DATASET EXTRACT:
++++
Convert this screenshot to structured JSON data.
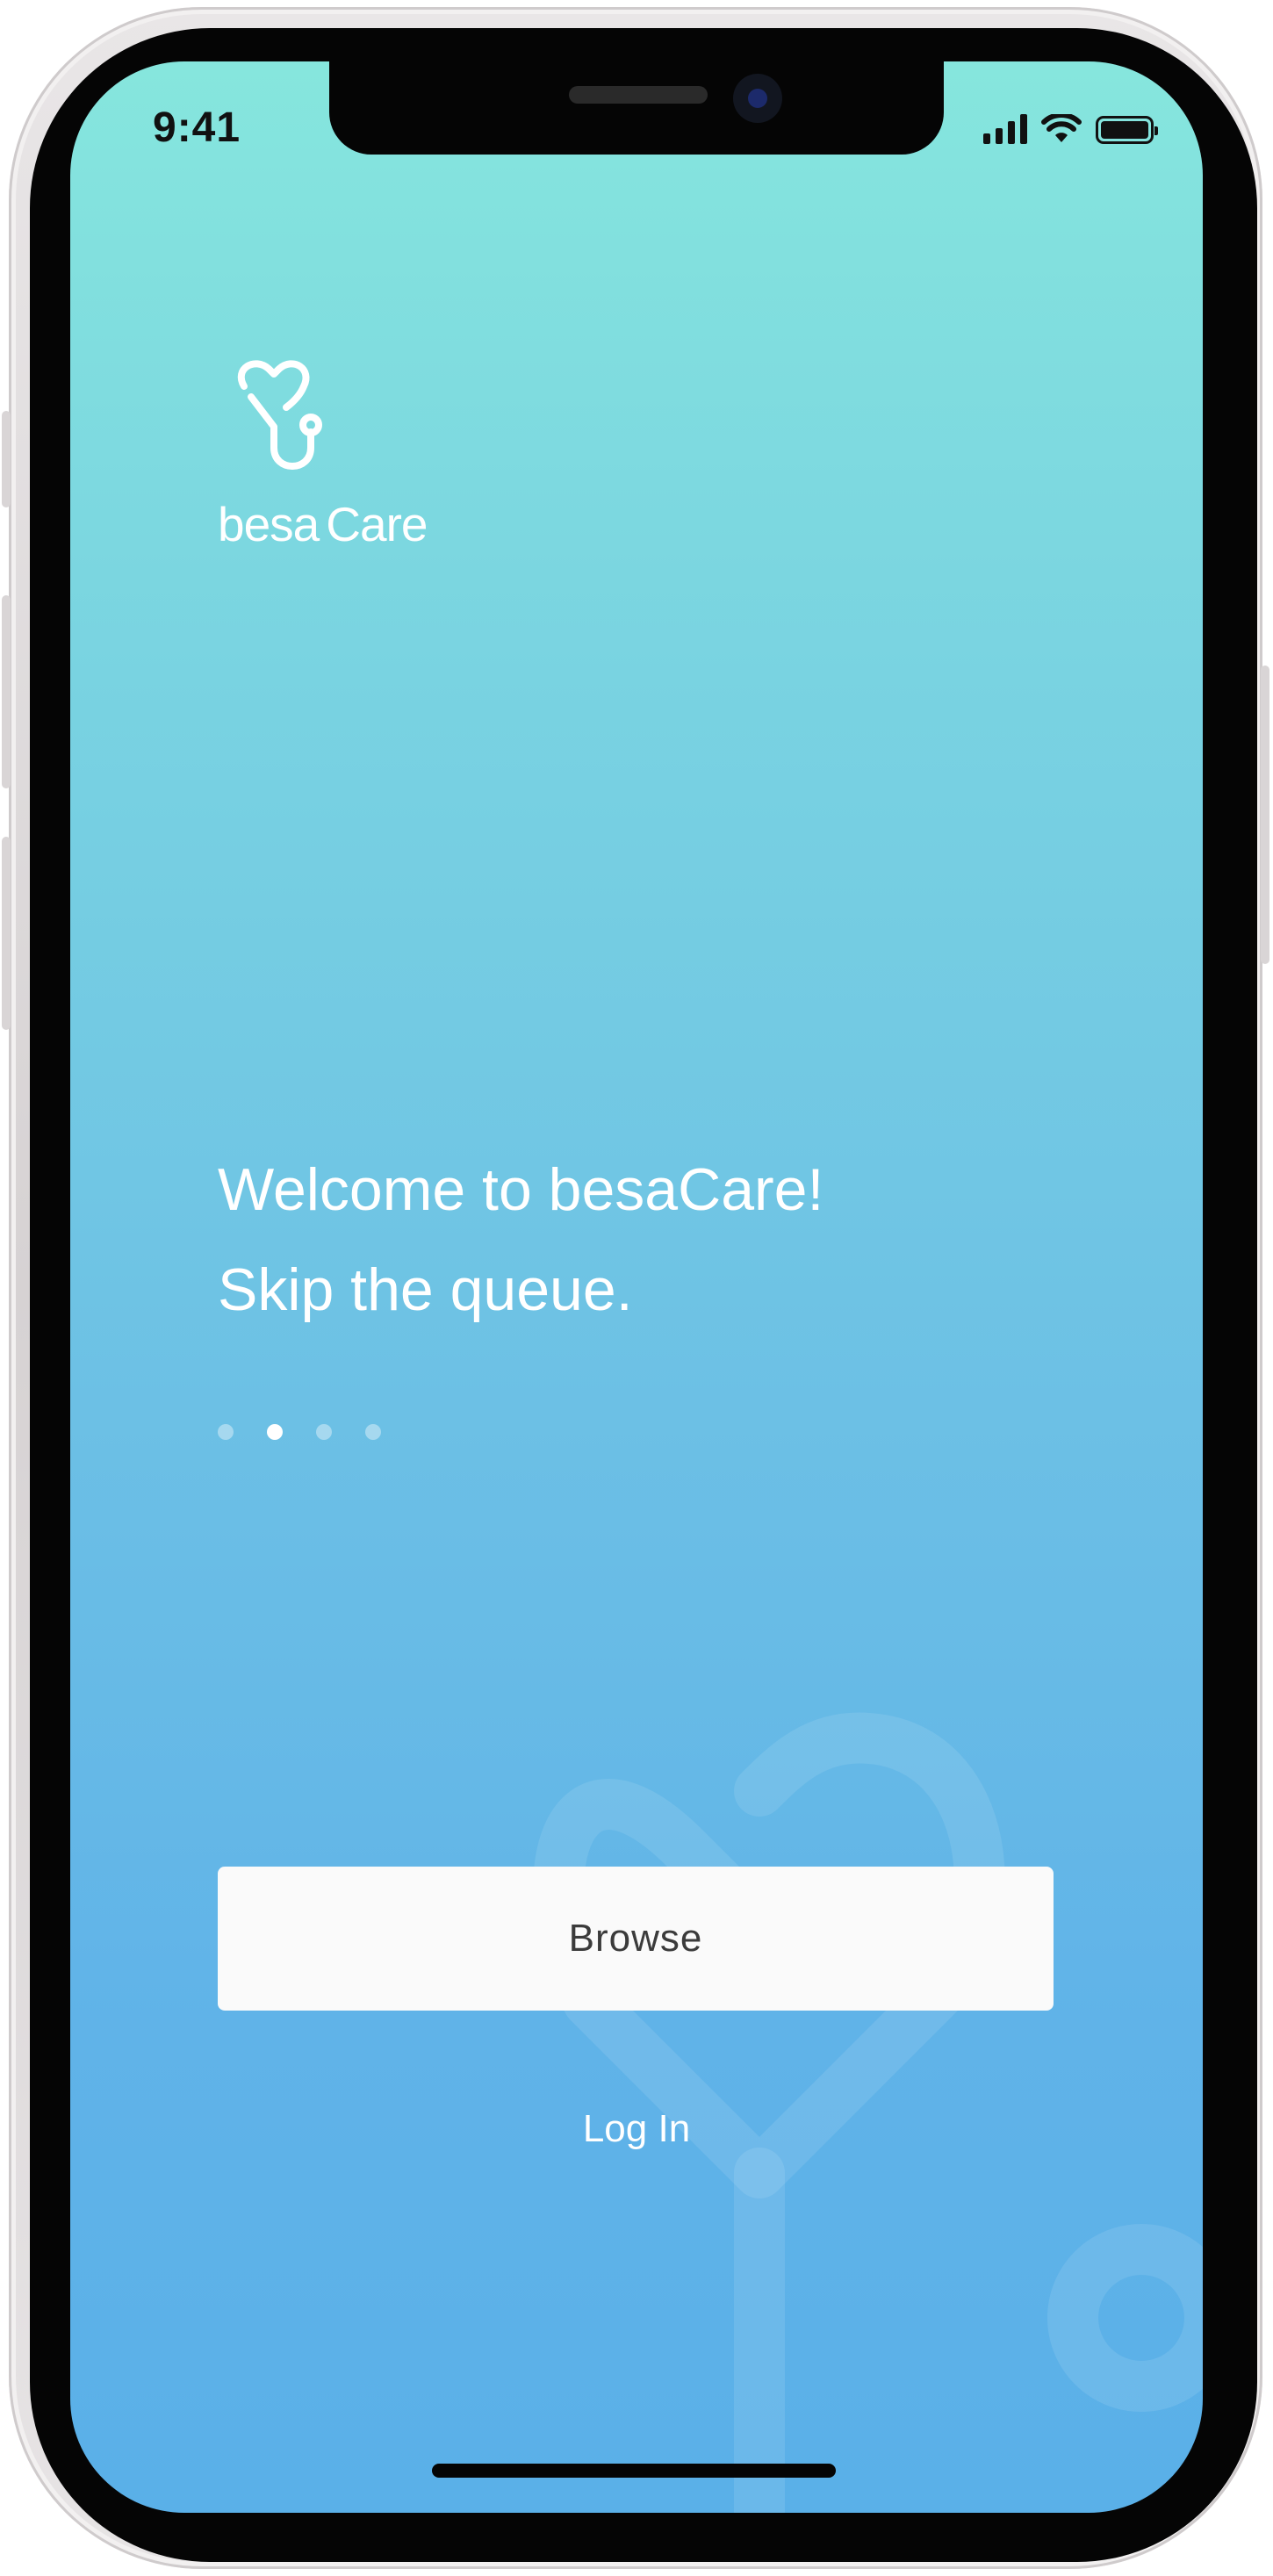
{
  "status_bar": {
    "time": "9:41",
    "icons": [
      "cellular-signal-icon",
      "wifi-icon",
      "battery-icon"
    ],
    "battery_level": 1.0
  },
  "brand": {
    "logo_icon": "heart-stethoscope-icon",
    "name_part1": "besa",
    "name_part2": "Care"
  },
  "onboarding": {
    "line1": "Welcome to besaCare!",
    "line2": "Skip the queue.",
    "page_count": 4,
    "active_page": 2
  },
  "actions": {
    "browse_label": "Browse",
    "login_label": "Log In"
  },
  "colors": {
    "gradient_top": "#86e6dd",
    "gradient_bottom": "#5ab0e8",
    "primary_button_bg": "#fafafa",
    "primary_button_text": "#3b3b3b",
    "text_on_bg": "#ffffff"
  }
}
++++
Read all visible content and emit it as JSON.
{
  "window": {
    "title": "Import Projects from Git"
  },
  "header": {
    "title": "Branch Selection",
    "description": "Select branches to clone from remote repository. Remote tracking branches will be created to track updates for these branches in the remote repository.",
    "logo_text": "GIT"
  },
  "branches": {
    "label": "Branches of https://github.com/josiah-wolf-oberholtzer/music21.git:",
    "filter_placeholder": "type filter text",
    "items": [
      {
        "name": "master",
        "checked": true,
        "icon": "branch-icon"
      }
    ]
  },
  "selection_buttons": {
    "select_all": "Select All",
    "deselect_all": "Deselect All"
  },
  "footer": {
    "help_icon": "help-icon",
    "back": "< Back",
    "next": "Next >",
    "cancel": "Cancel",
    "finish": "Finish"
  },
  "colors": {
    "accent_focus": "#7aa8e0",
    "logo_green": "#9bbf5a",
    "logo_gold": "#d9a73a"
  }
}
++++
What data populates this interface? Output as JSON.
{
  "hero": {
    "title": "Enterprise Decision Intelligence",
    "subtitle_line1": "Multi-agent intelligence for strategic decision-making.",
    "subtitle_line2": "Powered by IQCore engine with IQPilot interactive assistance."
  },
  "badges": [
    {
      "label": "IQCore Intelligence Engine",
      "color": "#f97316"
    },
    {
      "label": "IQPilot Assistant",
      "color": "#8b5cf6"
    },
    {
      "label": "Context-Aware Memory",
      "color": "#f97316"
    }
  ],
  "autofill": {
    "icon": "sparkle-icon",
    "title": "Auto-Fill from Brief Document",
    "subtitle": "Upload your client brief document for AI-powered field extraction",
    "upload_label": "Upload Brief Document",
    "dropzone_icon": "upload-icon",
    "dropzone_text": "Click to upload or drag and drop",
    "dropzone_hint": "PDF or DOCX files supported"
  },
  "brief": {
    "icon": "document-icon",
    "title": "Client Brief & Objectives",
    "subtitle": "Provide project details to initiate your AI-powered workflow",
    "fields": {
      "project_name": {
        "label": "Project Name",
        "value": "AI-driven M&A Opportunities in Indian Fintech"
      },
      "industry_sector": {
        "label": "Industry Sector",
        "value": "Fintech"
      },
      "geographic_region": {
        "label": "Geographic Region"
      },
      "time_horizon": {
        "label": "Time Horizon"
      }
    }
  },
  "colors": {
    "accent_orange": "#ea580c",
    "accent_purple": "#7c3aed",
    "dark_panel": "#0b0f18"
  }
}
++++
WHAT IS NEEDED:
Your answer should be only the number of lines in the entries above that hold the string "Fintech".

ANSWER AREA:
2